Zulfiqar Lokhandwala 1H wrote:When it comes to the slow step reaction is the reaction that is reversible also the slow step reaction? So if it states that the reaction is reversible k and k(prime) would be included in the slow step reaction as well?


If the forward the reaction is slow, then its reverse reaction should be fast.

Re: Slow Reaction

Posted: Sat Mar 04, 2017 11:07 am
by Michael Lesgart 1H
When the question asks you to find the rate equation, what do you do when your equation requires you to know the concentration of an intermediate species? Are you supposed to replace it by looking at the fast reaction and setting the forward rate equal to the reverse rate? Or is there another method of replacing the intermediate in the equation?

Re: Slow Reaction

Posted: Sat Mar 04, 2017 12:20 pm
by Helen_Onuffer_1A
Michael Lesgart 1H wrote:When the question asks you to find the rate equation, what do you do when your equation requires you to know the concentration of an intermediate species? Are you supposed to replace it by looking at the fast reaction and setting the forward rate equal to the reverse rate? Or is there another method of replacing the intermediate in the equation?


My TA told us that intermediates are not included in rate equations, and this is so because the rate law is determined by experiment and intermediates aren't really observable. If the first step is fast and the second step is slow, you go back to the first (fast) step which involves an equilibrium. At equilibrium, the forward reaction rate is equal to the reverse reaction rate (k[R] = k'[P]) and you solve for the concentration of the intermediate (it'll be an expression). You then substitute in this expression for the concentration of the intermediate in your slow step rate law. Hope this helps!

Re: Slow Reaction

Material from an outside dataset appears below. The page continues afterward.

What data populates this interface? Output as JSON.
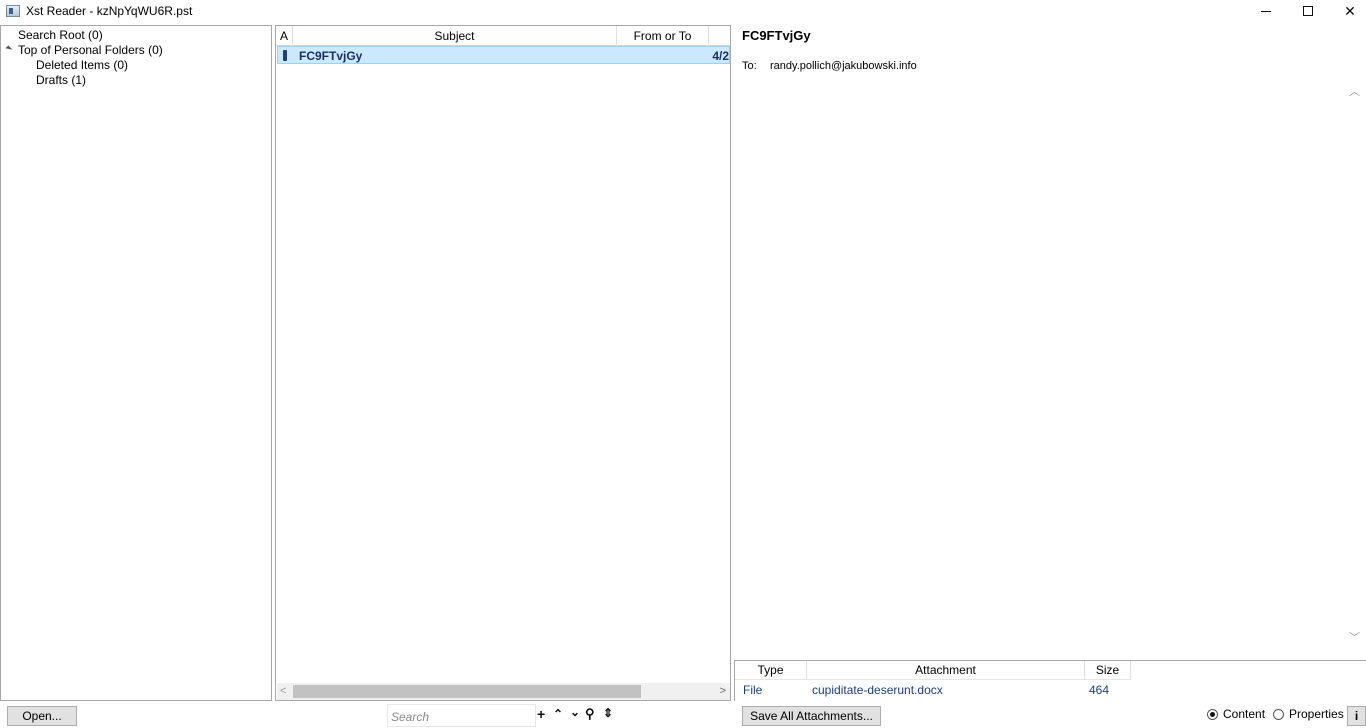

Posted: Sat Mar 04, 2017 1:07 pm
by Stephanie_Martinez3E
It should usually be given, because that rate of a reaction is usually experimentally found.